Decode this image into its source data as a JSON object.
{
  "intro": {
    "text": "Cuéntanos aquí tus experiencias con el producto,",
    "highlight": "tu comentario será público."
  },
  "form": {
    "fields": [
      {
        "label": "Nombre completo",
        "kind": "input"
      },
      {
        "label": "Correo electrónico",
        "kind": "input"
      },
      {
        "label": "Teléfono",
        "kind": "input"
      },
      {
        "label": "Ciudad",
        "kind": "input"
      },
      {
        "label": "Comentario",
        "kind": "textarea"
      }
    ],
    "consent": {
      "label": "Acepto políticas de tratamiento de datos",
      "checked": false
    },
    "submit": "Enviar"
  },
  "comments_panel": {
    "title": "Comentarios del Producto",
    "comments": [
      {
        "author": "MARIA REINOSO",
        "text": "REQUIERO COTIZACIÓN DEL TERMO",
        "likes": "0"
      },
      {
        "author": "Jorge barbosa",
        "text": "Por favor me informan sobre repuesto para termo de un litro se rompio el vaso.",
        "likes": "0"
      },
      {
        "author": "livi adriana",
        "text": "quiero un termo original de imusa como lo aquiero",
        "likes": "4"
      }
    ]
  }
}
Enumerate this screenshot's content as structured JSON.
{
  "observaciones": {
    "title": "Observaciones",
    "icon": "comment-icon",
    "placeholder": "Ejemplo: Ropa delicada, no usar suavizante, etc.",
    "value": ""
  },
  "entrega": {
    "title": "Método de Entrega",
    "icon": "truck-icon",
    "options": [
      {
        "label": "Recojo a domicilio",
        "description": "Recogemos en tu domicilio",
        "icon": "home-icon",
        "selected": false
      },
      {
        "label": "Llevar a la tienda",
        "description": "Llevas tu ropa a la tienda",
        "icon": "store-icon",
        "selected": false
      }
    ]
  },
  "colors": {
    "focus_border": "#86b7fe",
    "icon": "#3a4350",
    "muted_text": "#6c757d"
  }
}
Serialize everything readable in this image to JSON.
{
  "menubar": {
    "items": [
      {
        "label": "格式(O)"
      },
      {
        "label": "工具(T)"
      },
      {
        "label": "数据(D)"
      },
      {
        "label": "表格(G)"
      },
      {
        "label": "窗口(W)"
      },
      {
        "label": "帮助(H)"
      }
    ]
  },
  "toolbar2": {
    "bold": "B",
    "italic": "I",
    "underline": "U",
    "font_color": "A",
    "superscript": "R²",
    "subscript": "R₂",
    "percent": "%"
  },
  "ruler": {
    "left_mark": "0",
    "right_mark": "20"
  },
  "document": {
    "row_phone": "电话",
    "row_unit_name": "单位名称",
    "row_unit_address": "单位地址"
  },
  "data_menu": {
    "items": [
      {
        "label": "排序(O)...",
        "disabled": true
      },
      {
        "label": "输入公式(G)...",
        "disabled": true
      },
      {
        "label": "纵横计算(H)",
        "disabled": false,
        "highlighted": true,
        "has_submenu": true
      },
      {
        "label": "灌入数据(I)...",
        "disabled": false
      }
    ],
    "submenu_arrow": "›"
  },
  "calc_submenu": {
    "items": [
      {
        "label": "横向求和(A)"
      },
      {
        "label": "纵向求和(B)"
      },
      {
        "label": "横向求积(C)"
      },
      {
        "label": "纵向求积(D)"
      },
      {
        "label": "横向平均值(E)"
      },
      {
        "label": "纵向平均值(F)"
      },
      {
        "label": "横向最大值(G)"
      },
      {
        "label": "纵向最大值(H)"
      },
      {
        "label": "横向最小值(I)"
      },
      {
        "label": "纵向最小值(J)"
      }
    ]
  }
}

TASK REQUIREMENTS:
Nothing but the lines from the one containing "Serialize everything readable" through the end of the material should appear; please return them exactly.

SOLUTION TO THE PROBLEM:
Serialize everything readable in this image to JSON.
{
  "menubar": {
    "items": [
      {
        "label": "格式(O)"
      },
      {
        "label": "工具(T)"
      },
      {
        "label": "数据(D)"
      },
      {
        "label": "表格(G)"
      },
      {
        "label": "窗口(W)"
      },
      {
        "label": "帮助(H)"
      }
    ]
  },
  "toolbar2": {
    "bold": "B",
    "italic": "I",
    "underline": "U",
    "font_color": "A",
    "superscript": "R²",
    "subscript": "R₂",
    "percent": "%"
  },
  "ruler": {
    "left_mark": "0",
    "right_mark": "20"
  },
  "document": {
    "row_phone": "电话",
    "row_unit_name": "单位名称",
    "row_unit_address": "单位地址"
  },
  "data_menu": {
    "items": [
      {
        "label": "排序(O)...",
        "disabled": true
      },
      {
        "label": "输入公式(G)...",
        "disabled": true
      },
      {
        "label": "纵横计算(H)",
        "disabled": false,
        "highlighted": true,
        "has_submenu": true
      },
      {
        "label": "灌入数据(I)...",
        "disabled": false
      }
    ],
    "submenu_arrow": "›"
  },
  "calc_submenu": {
    "items": [
      {
        "label": "横向求和(A)"
      },
      {
        "label": "纵向求和(B)"
      },
      {
        "label": "横向求积(C)"
      },
      {
        "label": "纵向求积(D)"
      },
      {
        "label": "横向平均值(E)"
      },
      {
        "label": "纵向平均值(F)"
      },
      {
        "label": "横向最大值(G)"
      },
      {
        "label": "纵向最大值(H)"
      },
      {
        "label": "横向最小值(I)"
      },
      {
        "label": "纵向最小值(J)"
      }
    ]
  }
}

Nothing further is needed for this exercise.